Nigeria LNG Limited (NLNG) has put the immediate loss of foreign investment due to the delay in the takeoff of its Train 7 plant at $25 billion (N10 trillion).
According to the company, another impact will be the potential loss of about 18,000 jobs required for the construction activities of Train 7. Speaking at the on-going 2017 Nigeria Oil and Gas Strategic Conference and International Exhibition in Abuja titled: “Nigeria’s Gas Sector – The Catalyst for Economic and Industrial Growth,” the Managing Director of NLNG, Tony Attah, said the Federal Government should focus on how to grow the Nigeria oil and gas sector.
Attah emphasised the need to focus on NLNG model and get moving on the Natural Gas Policy, implement fiscal reforms in joint ventures, production sharing contracts and service contracts as well as embed adequate institutional reforms while ensuring that the Petroleum Industry Bill (PIB) is passed into law without delay.
He disclosed that the country will diversify the gas supply options within Nigeria, to ensure security of supply; extend gas penetration in the domestic market in order to facilitate the growth of the electric power, agricultural, and industrial sectors; gain a presence for Nigerian gas in international markets; and operate a gas industry with a clear division of roles between private and public sectors
Also, the Group Managing Director Nigeria National Petroleum Corporation (NNPC), Dr. Maikanti Kacalla Baru, said about $51 billion investment opportunities exist today in the midstream and downstream gas sector to achieve the growth phase in the Industry in Nigeria.
Baru posited that about $35.4 billion investment will be required in the gas exploration and production activities, power plants projects, fertilizer plants, virtual pipelines and flare gas commercialization initiatives.
The GMD added that $16 billion investment will also be needed in the Free Trade Zones (FTZ) infrastructure development and concessioning, port infrastructure, central gas processing facilities, gas transmission, LPG plants, real estate development, pipe milling and local fabrication yards among others.
Speaking further, Attah said that hopes for economic and industrial growth will be dashed if inhibitors such as the removal of legislative frameworks like the NLNG fiscal incentives, Guarantees and Assurances Act, are permitted in the Nigerian gas industry
“Yet, experts maintain that there is the strong likelihood of increased gas demand in future and that is where the silver lining is. However, if we continue with the self-inflicted barriers in our gas industry, we might miss the opportunity to make this country a major player in the global energy mix,” he said.
“The industry has benefited the economy, diversifying the revenue and export base as well as channelling FDI into the country, creating jobs and contributing significantly to the local manufacturing capacity in the country, but all that would be laid waste if we continue shift policies and renege on international agreements that put some framework into the business and generated investor confidence.
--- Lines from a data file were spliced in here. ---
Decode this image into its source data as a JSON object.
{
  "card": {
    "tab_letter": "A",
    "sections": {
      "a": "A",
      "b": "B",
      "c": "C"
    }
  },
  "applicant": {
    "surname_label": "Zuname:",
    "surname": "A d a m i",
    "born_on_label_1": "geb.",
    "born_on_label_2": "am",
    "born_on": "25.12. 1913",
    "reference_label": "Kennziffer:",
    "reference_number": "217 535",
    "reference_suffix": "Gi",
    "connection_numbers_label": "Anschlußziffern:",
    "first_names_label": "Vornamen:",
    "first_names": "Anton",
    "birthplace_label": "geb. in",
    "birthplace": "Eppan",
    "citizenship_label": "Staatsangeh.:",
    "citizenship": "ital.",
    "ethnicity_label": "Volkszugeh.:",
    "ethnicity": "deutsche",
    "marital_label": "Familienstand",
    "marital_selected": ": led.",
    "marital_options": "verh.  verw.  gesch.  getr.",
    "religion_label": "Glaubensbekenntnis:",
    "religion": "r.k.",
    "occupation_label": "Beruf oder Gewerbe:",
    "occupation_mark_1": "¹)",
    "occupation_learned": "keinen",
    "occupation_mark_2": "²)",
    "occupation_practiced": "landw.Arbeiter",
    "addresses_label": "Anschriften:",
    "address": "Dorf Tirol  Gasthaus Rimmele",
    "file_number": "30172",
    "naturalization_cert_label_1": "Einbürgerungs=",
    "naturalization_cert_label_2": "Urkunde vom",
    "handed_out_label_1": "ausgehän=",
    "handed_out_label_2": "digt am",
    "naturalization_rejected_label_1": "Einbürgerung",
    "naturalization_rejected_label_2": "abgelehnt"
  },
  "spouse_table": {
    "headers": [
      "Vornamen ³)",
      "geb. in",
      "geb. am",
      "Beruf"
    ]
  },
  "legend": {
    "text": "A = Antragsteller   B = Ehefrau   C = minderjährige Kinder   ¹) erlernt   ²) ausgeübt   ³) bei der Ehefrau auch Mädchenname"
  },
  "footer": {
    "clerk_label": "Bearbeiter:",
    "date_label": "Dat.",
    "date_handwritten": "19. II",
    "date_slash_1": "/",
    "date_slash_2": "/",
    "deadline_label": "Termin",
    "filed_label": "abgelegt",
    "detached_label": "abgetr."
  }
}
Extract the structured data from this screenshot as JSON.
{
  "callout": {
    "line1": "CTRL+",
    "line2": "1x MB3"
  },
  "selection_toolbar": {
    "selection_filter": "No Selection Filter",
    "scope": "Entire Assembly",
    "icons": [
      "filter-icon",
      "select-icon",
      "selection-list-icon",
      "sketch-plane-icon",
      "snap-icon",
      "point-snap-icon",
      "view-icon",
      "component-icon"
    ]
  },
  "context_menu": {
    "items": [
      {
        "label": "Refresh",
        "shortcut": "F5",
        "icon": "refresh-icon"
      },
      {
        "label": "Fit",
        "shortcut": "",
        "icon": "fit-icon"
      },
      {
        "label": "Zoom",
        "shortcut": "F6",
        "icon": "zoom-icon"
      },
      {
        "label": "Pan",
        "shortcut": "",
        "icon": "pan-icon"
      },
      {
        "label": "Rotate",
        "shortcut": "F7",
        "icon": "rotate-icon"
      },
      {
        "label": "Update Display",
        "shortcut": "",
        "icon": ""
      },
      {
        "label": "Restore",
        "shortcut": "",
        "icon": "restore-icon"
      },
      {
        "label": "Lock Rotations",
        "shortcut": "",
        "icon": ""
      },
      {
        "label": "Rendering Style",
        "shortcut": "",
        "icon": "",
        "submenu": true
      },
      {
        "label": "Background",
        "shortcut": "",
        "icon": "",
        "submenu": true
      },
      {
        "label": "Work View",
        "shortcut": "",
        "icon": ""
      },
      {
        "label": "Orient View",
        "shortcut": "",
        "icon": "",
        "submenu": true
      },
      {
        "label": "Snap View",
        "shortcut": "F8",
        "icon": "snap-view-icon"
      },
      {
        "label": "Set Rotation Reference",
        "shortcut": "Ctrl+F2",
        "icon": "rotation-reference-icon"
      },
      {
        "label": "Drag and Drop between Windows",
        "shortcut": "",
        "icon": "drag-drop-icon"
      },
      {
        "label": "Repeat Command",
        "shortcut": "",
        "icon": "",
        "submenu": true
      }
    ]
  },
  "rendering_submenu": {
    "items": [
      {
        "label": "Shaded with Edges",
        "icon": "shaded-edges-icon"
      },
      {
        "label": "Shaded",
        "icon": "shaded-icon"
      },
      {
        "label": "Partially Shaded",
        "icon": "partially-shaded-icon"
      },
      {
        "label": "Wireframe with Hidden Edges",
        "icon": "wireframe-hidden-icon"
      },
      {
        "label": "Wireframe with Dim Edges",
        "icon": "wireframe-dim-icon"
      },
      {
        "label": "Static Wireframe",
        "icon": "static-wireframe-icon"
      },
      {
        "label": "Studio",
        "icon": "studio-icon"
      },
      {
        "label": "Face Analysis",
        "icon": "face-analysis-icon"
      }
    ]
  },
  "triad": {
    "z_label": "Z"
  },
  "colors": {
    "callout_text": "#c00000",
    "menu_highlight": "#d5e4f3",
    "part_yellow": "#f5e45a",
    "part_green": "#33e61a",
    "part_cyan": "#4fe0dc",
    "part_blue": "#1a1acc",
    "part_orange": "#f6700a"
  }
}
We need to be creative with incentives that will attract investments and preserve the sanctity of contracts and agreements for all of this to come together in our national interest.
“Take Nigeria LNG for instance. Only recently, the House of Representatives began moves to amend the NLNG Fiscal Incentives, Guarantees and Assurances Act, a key enabler responsible for the success of the company. NLNG is a successful Nigerian company, with an asset base of $11 billion as well as the fourth largest LNG plant in the world. It has generated $90 billion in revenues as at 2015, paid $5.7 billion in taxes as well as committed more than $200 million to corporate social responsibility projects especially in the areas of capacity building and infrastructure development. All these were achieved with a management staff entirely made up of Nigerians, with 95 per cent of the total workforce made up of Nigerians.